The art of the golf course bunker

Take a peek at eight unique, inspired bunkers, crafted to resemble a beloved beagle, a crabby course mascot and more.


Filed to: Bunkers

Golf course bunkers come in all shapes and sizes, but some of those shapes and sizes are a bit more clever and symbolic. Here, GCM spotlights some of the more distinct and, in some cases, colorful bunkers we’ve come across.


Update: Additional bunker art added January 2021.

Medinah Country Club
Medinah, Ill.

Medinah camel bunker
A curvaceous camel has graced the first hole of Course One at Medinah Country Club since Tom Bendelow designed it in the 1920s. The club’s founders, Shriners from Chicago’s Medinah Temple, incorporated Middle Eastern touches throughout the property, the camel being one of those. The present-day camel bunker was shaped during a renovation by Tom Doak completed in 2014. Thirty-eight-year GCSAA member Steven Cook, CGCS, MG, oversees maintenance at Medinah. Photo courtesy of Medinah Country Club


La Iguana Golf Course
Puntarenas, Costa Rica

Iguana golf course bunker
Golfers can glimpse a variety of wildlife at La Iguana Golf Course, but the facility makes sure its namesake lizard can’t be missed. The idea for the bermudagrass iguana, on No. 15, came from José Quesada, PGA director of golf at the 18-hole course, which borders a rainforest and the Pacific Ocean. Superintendent Douglas Gonzalez and crew keep the image crisp via fly mowing. Photo by Steven McBride


Talking Rock Golf Course
Chase, British Columbia
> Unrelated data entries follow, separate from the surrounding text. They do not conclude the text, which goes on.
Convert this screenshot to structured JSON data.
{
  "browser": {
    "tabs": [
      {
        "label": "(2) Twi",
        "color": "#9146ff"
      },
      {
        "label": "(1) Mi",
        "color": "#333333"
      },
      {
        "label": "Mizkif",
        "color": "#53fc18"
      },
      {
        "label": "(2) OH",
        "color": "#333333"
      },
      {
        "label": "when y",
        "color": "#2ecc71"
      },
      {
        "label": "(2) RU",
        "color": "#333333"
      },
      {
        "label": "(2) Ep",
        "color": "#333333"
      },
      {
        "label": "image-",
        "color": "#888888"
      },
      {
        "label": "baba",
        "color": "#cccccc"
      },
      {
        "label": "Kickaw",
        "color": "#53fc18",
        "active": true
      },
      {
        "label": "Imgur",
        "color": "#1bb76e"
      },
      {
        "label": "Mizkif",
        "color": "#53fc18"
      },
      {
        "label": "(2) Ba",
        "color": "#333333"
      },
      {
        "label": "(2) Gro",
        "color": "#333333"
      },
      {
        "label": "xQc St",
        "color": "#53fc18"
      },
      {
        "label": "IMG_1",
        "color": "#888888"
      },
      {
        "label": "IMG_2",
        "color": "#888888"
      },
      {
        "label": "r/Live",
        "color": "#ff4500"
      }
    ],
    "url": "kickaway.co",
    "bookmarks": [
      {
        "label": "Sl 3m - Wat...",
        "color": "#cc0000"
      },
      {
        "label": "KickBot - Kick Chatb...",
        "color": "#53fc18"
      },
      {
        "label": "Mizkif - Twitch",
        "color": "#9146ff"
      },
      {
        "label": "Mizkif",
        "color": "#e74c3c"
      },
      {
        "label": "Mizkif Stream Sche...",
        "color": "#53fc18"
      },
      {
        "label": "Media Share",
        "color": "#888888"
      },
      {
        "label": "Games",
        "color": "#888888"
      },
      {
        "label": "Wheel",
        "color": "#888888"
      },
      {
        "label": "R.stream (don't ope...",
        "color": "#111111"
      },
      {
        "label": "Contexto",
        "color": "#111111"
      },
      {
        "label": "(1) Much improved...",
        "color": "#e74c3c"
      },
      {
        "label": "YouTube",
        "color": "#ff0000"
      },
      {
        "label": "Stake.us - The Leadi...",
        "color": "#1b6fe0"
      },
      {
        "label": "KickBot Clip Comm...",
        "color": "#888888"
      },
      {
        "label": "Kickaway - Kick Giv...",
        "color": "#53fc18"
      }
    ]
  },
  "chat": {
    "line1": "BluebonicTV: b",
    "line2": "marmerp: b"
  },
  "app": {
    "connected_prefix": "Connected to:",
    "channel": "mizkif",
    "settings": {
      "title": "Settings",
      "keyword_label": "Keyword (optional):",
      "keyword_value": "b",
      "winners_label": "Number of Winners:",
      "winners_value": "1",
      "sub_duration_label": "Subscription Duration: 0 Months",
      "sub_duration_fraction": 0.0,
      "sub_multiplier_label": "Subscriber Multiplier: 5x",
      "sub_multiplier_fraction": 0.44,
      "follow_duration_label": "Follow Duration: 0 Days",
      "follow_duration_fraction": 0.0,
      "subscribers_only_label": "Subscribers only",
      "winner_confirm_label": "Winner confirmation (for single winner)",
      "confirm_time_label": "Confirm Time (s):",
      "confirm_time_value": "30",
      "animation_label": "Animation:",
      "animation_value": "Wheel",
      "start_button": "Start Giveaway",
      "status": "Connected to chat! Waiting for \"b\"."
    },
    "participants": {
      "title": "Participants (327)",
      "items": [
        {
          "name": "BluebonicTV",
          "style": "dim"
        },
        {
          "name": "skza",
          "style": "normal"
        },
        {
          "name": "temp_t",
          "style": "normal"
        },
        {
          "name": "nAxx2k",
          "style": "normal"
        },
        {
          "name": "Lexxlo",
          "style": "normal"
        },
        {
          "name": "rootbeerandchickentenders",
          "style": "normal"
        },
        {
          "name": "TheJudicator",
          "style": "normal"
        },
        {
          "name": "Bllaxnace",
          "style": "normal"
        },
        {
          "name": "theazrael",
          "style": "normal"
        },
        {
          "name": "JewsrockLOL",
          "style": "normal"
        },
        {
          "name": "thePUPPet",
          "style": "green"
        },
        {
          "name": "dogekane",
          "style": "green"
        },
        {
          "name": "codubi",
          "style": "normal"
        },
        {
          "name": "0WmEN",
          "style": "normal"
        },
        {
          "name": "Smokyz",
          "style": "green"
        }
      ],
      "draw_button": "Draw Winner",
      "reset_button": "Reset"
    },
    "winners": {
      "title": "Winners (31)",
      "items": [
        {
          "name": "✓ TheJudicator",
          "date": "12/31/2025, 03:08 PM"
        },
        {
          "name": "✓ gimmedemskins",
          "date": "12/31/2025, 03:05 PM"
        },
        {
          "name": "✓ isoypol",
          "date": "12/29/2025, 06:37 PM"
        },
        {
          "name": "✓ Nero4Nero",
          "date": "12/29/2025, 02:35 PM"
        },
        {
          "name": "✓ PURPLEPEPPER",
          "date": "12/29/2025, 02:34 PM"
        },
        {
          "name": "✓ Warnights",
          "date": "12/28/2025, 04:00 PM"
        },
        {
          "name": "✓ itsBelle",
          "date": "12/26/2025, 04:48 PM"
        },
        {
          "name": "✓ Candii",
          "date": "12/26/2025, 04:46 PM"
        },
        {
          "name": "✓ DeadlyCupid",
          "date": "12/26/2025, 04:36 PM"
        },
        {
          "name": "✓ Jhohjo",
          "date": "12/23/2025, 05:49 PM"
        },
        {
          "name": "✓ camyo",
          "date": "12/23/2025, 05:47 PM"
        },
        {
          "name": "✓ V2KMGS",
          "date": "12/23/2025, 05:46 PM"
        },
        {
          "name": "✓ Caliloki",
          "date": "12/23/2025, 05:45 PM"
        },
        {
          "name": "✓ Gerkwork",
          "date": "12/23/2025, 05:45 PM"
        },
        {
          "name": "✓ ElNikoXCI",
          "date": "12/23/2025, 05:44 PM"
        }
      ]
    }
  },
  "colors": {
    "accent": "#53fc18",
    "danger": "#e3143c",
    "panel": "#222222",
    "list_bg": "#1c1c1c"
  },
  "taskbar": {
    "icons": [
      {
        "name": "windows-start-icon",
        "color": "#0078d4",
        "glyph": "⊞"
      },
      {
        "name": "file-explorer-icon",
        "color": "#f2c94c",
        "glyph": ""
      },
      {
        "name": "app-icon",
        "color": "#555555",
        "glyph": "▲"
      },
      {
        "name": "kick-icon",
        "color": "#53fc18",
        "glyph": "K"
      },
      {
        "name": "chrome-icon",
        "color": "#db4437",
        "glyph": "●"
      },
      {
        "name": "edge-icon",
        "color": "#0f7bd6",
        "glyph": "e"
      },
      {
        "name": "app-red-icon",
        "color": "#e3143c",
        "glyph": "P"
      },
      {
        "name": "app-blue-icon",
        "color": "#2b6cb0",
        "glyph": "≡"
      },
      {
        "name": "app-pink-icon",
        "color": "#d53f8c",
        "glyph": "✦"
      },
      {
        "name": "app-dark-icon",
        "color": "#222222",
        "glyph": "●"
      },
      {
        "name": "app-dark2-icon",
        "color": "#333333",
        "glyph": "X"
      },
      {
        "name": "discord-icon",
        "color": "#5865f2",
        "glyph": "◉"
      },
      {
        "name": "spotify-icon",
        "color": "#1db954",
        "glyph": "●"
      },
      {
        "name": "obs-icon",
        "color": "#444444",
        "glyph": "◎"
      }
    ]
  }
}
Talking Rock bear bunker
Beware the bear “trap”! Talking Rock Golf Course lies within the Skwlax territory (“black bear” in the Shuswap language) of the Little Shuswap Lake Indian Band. The 18-hole course, opened in 2007, is part of the Quaaout Lodge & Spa, which has weaved the black bear theme throughout its various attractions. The turf bear’s bunker “den” is on Talking Rock’s seventh hole. Photo courtesy of Talking Rock Golf Course

Bunker art added August 2015:

Harborside International Golf Center

Harborside International Golf Center
The nautical motif touches several aspects of the 36-hole Harborside International Golf Center in Chicago, so named for its proximity to Lake Michigan. The 216-yard, par-3 15th hole on the Port Course features an anchor-shaped island of turf set afloat in the middle of this fairway bunker. Ryan Tully, a 14-year GCSAA member, is the GCSAA Class A superintendent at Harborside. Photo courtesy of Harborside International Golf Center


Apple Tree Golf Course
Yakima, Wash.

Apple Tree Golf Course
Apples are aplenty — as both a theme and the fruits themselves — at Apple Tree Golf Course, situated amid a century-old apple orchard in Yakima, Wash. This bunker forms the leaf on the 17th-hole island green, with players accessing the green via the fruit’s “stem” walkway. John W. Hull, a 20-year member of GCSAA, heads maintenance at Apple Tree. Photo courtesy of Apple Tree Golf Course


Highland National Golf Course

Highland National Golf Course
St. Paul, Minn.

The Snoopy bunker on Highland National Golf Course’s 15th hole is an homage to “Peanuts” creator Charles M. Schulz, who learned how to play golf at the course in St. Paul, Minn., in the 1930s. Denise Kispert, a 20-year member of GCSAA, is the GCSAA Class A superintendent at Highland National. Photo by Google Earth


Colbert Hills Golf Course
Manhattan, Kan.

Colbert Hills Golf Course
Kansas State University’s wildcat mascot has left its mark on the fifth hole of Colbert Hills Golf Course in Manhattan, Kan., where Matthew Gourlay, CGCS, leads maintenance. Even the bunker’s sand sports school spirit, imbued with KSU’s signature purple. Photo by Roger Hammerschmidt


The Cedars at Dungeness
Sequim, Wash.

Old Crabby
Pincers primed, “Old Crabby” the Dungeness crab guards the third hole at The Cedars at Dungeness in Sequim, Wash., where three-year GCSAA member Ken Chace is the superintendent. A filling of red volcanic cinders from Bend, Ore., enhances the resident crustacean’s realistic look. Photo courtesy of The Cedars at Dungeness

Megan Hirt is GCM’s managing editor.